Another Good Argument for Omega-3
To prove once more that consuming a fish oil supplement had excellent health benefits, researchers from Copenhagen University and the Technical University of Denmark conducted a study among overweight boys to see if omega-3 did help lower blood pressure levels. The intention was to select 78 slightly overweight boys aged between 13 and 15 to see if risk factors could be eliminated.
The boys were fed bread fortified with Omega-3 supplements for a total period of 16 weeks. The findings were as follows:
- The boys' blood pressure was reduced by 3 mmHg after daily Omega 3 fish oil supplements; specifically, EPA (eicosapentaenoic acid) and DHA (docosahexaenoic acid);

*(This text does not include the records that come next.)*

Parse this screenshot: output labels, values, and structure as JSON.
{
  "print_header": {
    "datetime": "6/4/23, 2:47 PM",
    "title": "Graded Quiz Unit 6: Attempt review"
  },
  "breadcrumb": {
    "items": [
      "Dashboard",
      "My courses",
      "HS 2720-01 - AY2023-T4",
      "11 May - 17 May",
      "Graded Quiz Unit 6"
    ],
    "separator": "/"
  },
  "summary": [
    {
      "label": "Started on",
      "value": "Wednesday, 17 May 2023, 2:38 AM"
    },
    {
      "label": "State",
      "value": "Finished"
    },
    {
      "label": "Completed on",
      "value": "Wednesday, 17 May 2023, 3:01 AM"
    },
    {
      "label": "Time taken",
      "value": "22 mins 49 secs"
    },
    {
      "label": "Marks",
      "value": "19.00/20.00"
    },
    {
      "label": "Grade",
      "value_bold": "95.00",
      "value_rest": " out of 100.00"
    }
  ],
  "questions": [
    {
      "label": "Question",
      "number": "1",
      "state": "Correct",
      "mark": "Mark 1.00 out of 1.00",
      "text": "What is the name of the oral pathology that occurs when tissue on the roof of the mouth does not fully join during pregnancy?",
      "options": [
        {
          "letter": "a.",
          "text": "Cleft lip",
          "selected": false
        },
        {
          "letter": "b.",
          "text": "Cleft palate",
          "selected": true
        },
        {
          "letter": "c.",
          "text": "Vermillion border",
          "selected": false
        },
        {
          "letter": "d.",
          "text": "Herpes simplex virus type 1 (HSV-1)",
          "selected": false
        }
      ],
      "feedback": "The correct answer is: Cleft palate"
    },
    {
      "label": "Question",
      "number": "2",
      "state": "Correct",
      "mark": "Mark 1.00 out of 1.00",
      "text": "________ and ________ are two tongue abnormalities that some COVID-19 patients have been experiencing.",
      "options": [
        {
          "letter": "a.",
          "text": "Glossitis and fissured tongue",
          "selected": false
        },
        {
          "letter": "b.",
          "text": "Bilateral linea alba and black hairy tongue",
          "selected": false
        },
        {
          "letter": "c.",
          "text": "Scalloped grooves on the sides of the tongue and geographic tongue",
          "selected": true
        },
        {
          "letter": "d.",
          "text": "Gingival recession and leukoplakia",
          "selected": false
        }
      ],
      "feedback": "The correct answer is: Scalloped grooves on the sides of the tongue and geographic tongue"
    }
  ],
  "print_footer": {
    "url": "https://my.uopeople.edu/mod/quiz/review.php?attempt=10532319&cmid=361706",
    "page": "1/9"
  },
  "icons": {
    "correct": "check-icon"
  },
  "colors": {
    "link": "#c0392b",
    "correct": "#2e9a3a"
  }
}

- If this finding could be applied to adults, the researchers concluded that a 3 mmHg reduction in blood pressure would correspond to more than a 15% reduction of a stroke among adult populations (Source: Journal of Pediatrics)
Medical researchers say that the incidence of blood pressure is likely to continue into adulthood if remedies are not taken. Young people therefore are put in the "pre-hypertensive" class and are likely to suffer from hypertension later in life.
Benefits of Omega-3 Fatty Acids
It is a generally accepted fact that consuming oily fish regularly helps to stave off disorders like thrombosis and blood pressure problems. As early as the 1970s, reports have pointed to improvements in the heart rate and n overall vascular function when oily fish is included into the daily diet. The presence of PUFAs (polyunsaturated fatty acids) in omega-3 plays a significant role.
But the EPA and DHA constituents of omega-3 fatty acids have also been proven as not only being beneficial for heart health but also for reducing certain cancers, promoting fetal health during pregnancy, improving joints and helping to regulate behavior and mood.
About the Study
Going back to the 78 adolescents, the researchers found that after 16 weeks of omega-3 supplementation, EPA and DHA levels increased significantly in the red blood cells by 1.2% and 6.7% respectively. Their systolic blood pressure also was decreased by 3.8 mmHg.
As for the boys' cholesterol levels, there were no conclusive findings. The study stated, "In this study, the non- HDL/HDL ratio, which is believed to be a better indicator of risk, was unaffected by the treatment, and thus the net effect appears to be neutral."
As to the relationship between EPA/DHA and arachidonic acid (AA) in inflammation-related eicosanoids, the researchers found that derivatives of arachidonic acid could cause the blood vessels to constrict, thus increasing the likelihood of blood pressure, but the EPA/DHA duo would inhibit or lessen this constriction.
More details about the study can be found in the The Journal of Pediatrics
September 2010, Volume 157, Issue 3. Title of the study: "Effects of Fish Oil Supplementation on Markers of the Metabolic Syndrome"